The outbreak of COVID-19 – the name given by the World Health Organization to the novel strain of coronavirus which since December has spread worldwide from China – is certain to reshuffle the cards in watch markets. And this comes on top of eight months of unrest in Hong Kong that have already taken their toll on sales. With an 11.4% drop in exports to this special administrative region of China for 2019, figures announced by the Federation of the Swiss Watch Industry for the month of January confirm a dire situation as shipments to Hong Kong plummeted by 25%. For the same month, exports to China, where the epidemic took hold, increased by 7% although the next batch of numbers is expected to paint a different picture, with China going the same way as Hong Kong. This leaves the door open for the United States, where exports gained 15.2% in January, to reclaim its spot as the main international market for Swiss watch brands.
And so it seems inevitable that watchmakers will go West if they are to make anything of the first half-year, which is generally crucial for business. Brands that put their eggs in the Chinese basket are making eyes at Uncle Sam, particularly now the honeymoon is well and truly over with the United Kingdom whose withdrawal from the European Union was reflected by a 14% drop in Swiss watch exports in January. In contrast, after a protracted sluggish period, the United States has been playing catch-up these past two years, shown by the 18% rise in watch exports over the past 24 months. Could it be that the Apple Watch has sparked interest among US consumers for “real” timepieces? One thing is for sure: while there is no denying the popularity of Apple’s connected watch on the North American market, it doesn’t appear to have dented the potential of Swiss mechanical watches.

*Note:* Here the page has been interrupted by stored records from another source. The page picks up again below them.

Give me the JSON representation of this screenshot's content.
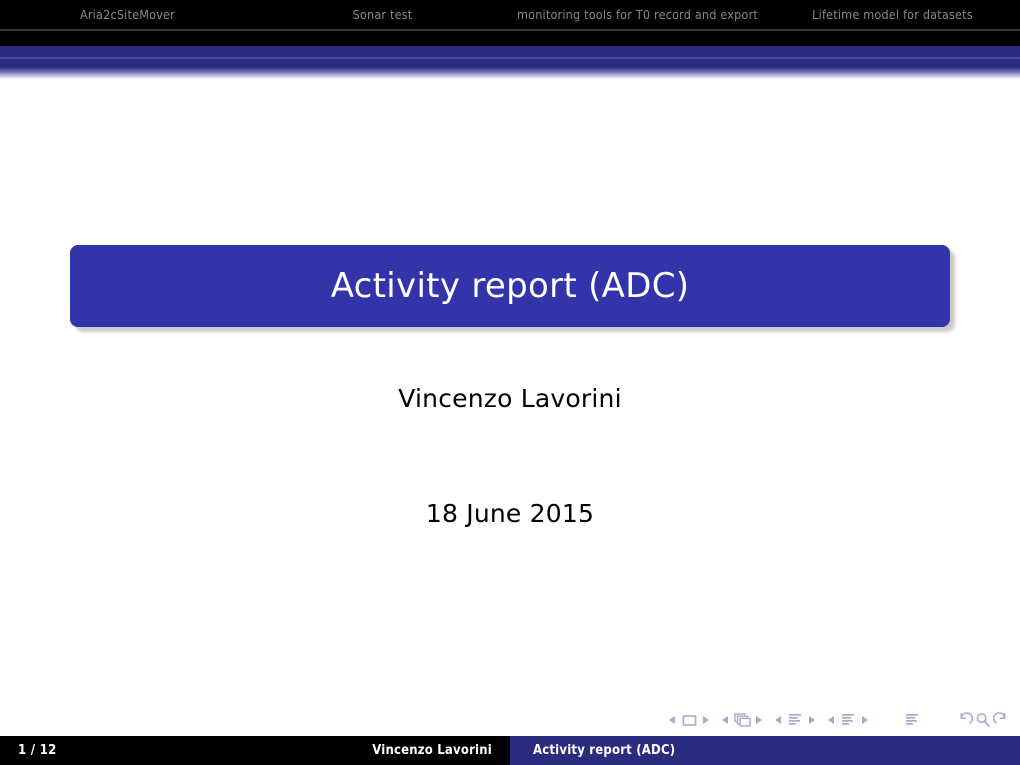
{
  "slide": {
    "title": "Activity report (ADC)",
    "author": "Vincenzo Lavorini",
    "date": "18 June 2015",
    "page_indicator": "1 / 12"
  },
  "navbar": {
    "sections": [
      {
        "label": "Aria2cSiteMover"
      },
      {
        "label": "Sonar test"
      },
      {
        "label": "monitoring tools for T0 record and export"
      },
      {
        "label": "Lifetime model for datasets"
      }
    ]
  },
  "navigation_symbols": {
    "groups": [
      {
        "name": "slide-navigation",
        "prev_label": "Previous slide",
        "icon": "slide-icon",
        "next_label": "Next slide"
      },
      {
        "name": "frame-navigation",
        "prev_label": "Previous frame",
        "icon": "frames-icon",
        "next_label": "Next frame"
      },
      {
        "name": "subsection-navigation",
        "prev_label": "Previous subsection",
        "icon": "subsection-icon",
        "next_label": "Next subsection"
      },
      {
        "name": "section-navigation",
        "prev_label": "Previous section",
        "icon": "section-icon",
        "next_label": "Next section"
      },
      {
        "name": "document-navigation",
        "icon": "document-icon"
      },
      {
        "name": "back-find-forward",
        "back_icon": "back-arrow-icon",
        "find_icon": "search-icon",
        "forward_icon": "forward-arrow-icon"
      }
    ]
  },
  "footer": {
    "page": "1 / 12",
    "author": "Vincenzo Lavorini",
    "title": "Activity report (ADC)"
  },
  "colors": {
    "header_black": "#000000",
    "header_blue": "#2b2b7f",
    "title_box_blue": "#3333aa",
    "nav_symbol": "#a9a9d6",
    "nav_text_gray": "#888888",
    "white": "#ffffff"
  }
}
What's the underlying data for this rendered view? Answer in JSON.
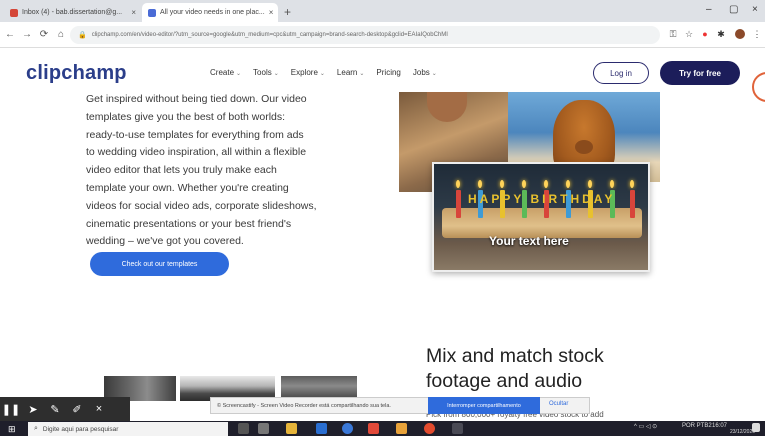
{
  "browser": {
    "tabs": [
      {
        "label": "Inbox (4) - bab.dissertation@g...",
        "active": false,
        "favicon_color": "#d44638"
      },
      {
        "label": "All your video needs in one plac...",
        "active": true,
        "favicon_color": "#4a6bd6"
      }
    ],
    "new_tab": "+",
    "window_controls": [
      "–",
      "▢",
      "×"
    ],
    "nav": {
      "back": "←",
      "forward": "→",
      "reload": "⟳",
      "home": "⌂"
    },
    "url": "clipchamp.com/en/video-editor/?utm_source=google&utm_medium=cpc&utm_campaign=brand-search-desktop&gclid=EAIaIQobChMI",
    "extension_icons": [
      "key-icon",
      "star-icon",
      "extension-icon",
      "puzzle-icon",
      "profile-icon",
      "menu-icon"
    ]
  },
  "site": {
    "logo": "clipchamp",
    "nav": [
      "Create",
      "Tools",
      "Explore",
      "Learn",
      "Pricing",
      "Jobs"
    ],
    "nav_dropdown": [
      true,
      true,
      true,
      true,
      false,
      true
    ],
    "login_label": "Log in",
    "try_label": "Try for free"
  },
  "content": {
    "body_lines": [
      "Get inspired without being tied down. Our video",
      "templates give you the best of both worlds:",
      "ready-to-use templates for everything from ads",
      "to wedding video inspiration, all within a flexible",
      "video editor that lets you truly make each",
      "template your own. Whether you're creating",
      "videos for social video ads, corporate slideshows,",
      "cinematic presentations or your best friend's",
      "wedding – we've got you covered."
    ],
    "cta_label": "Check out our templates",
    "cake_letters": "HAPPY BIRTHDAY",
    "cake_overlay": "Your text here",
    "mix_title_lines": [
      "Mix and match stock",
      "footage and audio"
    ],
    "mix_sub": "Pick from 800,000+ royalty free video stock to add"
  },
  "recorder": {
    "tools": [
      "pause-icon",
      "pointer-icon",
      "pen-icon",
      "highlighter-icon",
      "close-icon"
    ]
  },
  "download_bar": {
    "text": "© Screencastify - Screen Video Recorder está compartilhando sua tela.",
    "primary": "Interromper compartilhamento",
    "secondary": "Ocultar"
  },
  "taskbar": {
    "search_placeholder": "Digite aqui para pesquisar",
    "tray_text": "POR PTB2",
    "time": "16:07",
    "date": "23/12/2020"
  },
  "colors": {
    "brand_navy": "#2b3e8a",
    "cta_blue": "#2f6bdc",
    "try_bg": "#1c1d5a"
  }
}
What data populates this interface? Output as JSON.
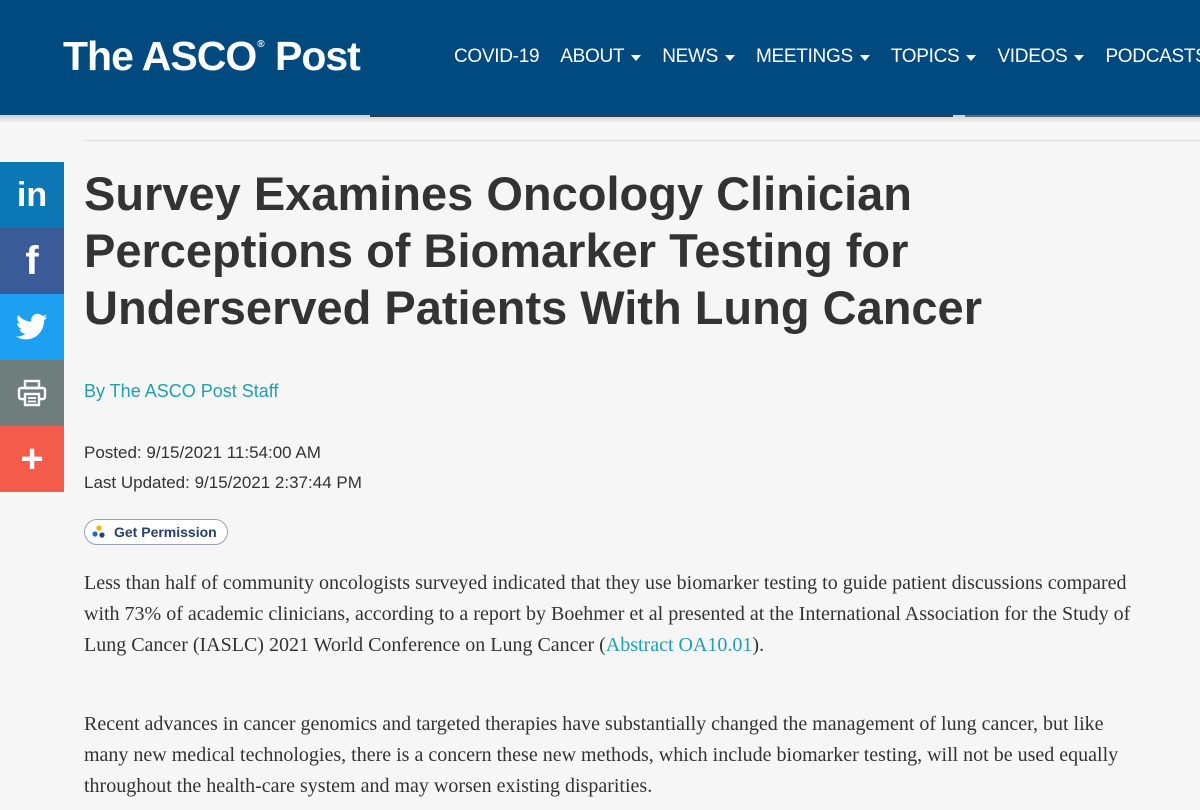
{
  "header": {
    "logo_text": "The ASCO Post",
    "nav": [
      {
        "label": "COVID-19",
        "dropdown": false
      },
      {
        "label": "ABOUT",
        "dropdown": true
      },
      {
        "label": "NEWS",
        "dropdown": true
      },
      {
        "label": "MEETINGS",
        "dropdown": true
      },
      {
        "label": "TOPICS",
        "dropdown": true
      },
      {
        "label": "VIDEOS",
        "dropdown": true
      },
      {
        "label": "PODCASTS",
        "dropdown": false
      }
    ],
    "background": "#004a80"
  },
  "share": {
    "linkedin": "in",
    "facebook": "f",
    "twitter_icon": "twitter-bird",
    "print_icon": "printer",
    "more": "+",
    "colors": {
      "linkedin": "#0b78b5",
      "facebook": "#3b5b98",
      "twitter": "#1da0f1",
      "print": "#6f7d7d",
      "more": "#f35c4a"
    }
  },
  "article": {
    "title": "Survey Examines Oncology Clinician Perceptions of Biomarker Testing for Underserved Patients With Lung Cancer",
    "byline": "By The ASCO Post Staff",
    "posted": "Posted: 9/15/2021 11:54:00 AM",
    "updated": "Last Updated: 9/15/2021 2:37:44 PM",
    "permission_label": "Get Permission",
    "p1_before": "Less than half of community oncologists surveyed indicated that they use biomarker testing to guide patient discussions compared with 73% of academic clinicians, according to a report by Boehmer et al presented at the International Association for the Study of Lung Cancer (IASLC) 2021 World Conference on Lung Cancer (",
    "p1_link": "Abstract OA10.01",
    "p1_after": ").",
    "p2": "Recent advances in cancer genomics and targeted therapies have substantially changed the management of lung cancer, but like many new medical technologies, there is a concern these new methods, which include biomarker testing, will not be used equally throughout the health-care system and may worsen existing disparities."
  },
  "colors": {
    "accent": "#1ea0b4",
    "text": "#333333"
  }
}
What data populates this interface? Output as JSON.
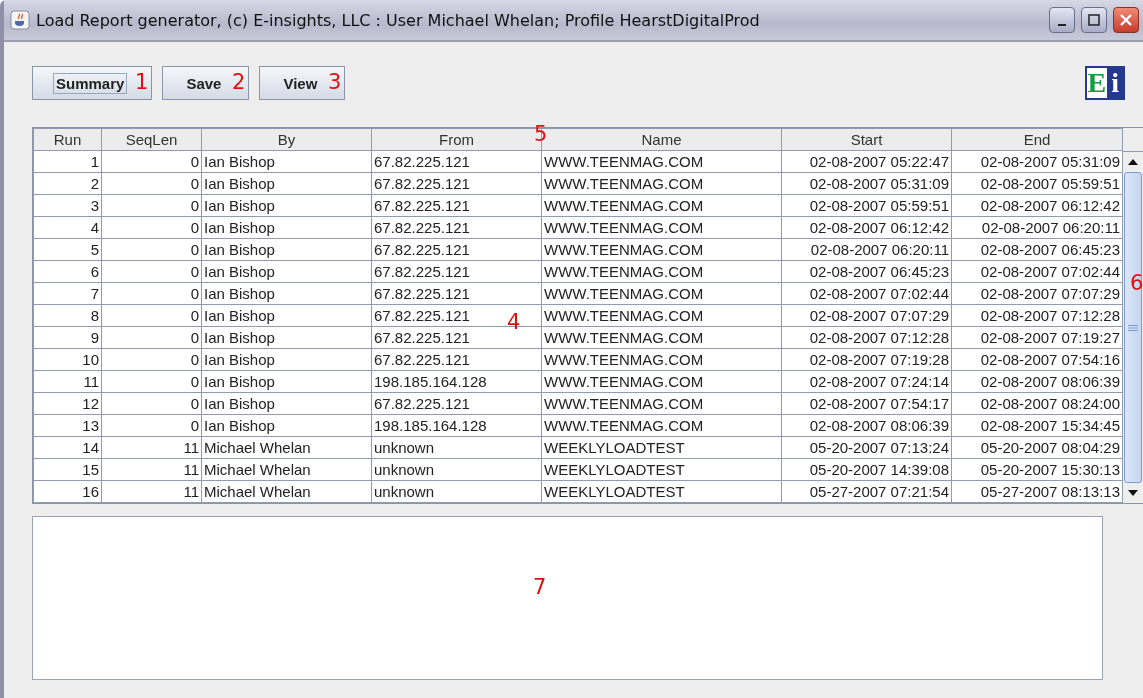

Expanding footprint in the US
Much of the action has been taking place at retail level. Richard Mille last year opened its ninth US store – and not just any store. This vast flagship extends over 390 square metres in central Manhattan, New York. Visible from a block away, 13 tons of suspended glass panels form the two-storey facade which is engraved and arranged to form a sculpture of the brand’s RM-008 tourbillon movement. Swiss retailer Bucherer is another key player to have made a bold move by expanding Stateside. The group, the world’s largest watch retailer with revenue estimated in the region of CHF 2 billion, snapped up the 28 Tourneau boutiques and the four Baron & Leeds stores in the United States – described by Jörg Baumann, Head of Marketing and Business Development, as the main strategic market for watches. At the time of the acquisitions in 2018, the group already operated 34 points of sale in the US.
The American market is six times the size of the British market for jewellery but only one and a half times the size for watches.
Watches of Switzerland is another one to have the US in its sights. The group went public on the London stock exchange in June last year and is hot on the heels of Bucherer. Self-proclaimed number-one retailer of Rolex, Cartier and Breitling watches in the United Kingdom, the British group has also crossed the Atlantic with the acquisition in 2017 of the Mayors chain of watch and jewellery stores in Florida and Georgia. It went on to open a space in Las Vegas, quickly followed by New York and soon New Jersey – not forgetting the 11 monobrand boutiques that are currently in the pipeline for Breitling, Omega and TAG Heuer. The group posted revenue of £773.5 million for the financial year ending April 2019, with 24% of that coming from the United States. Speaking last year, Watches of Switzerland Executive Vice President David Hurley said, “It’s not just about gaining market share. The American market can grow in absolute terms. It is already six times the size of the British market for jewellery but only one and a half times the size of the United Kingdom for watches. You can see the growth potential.” A potential that clearly hasn’t been lost on the world’s largest and second-largest watch retailers.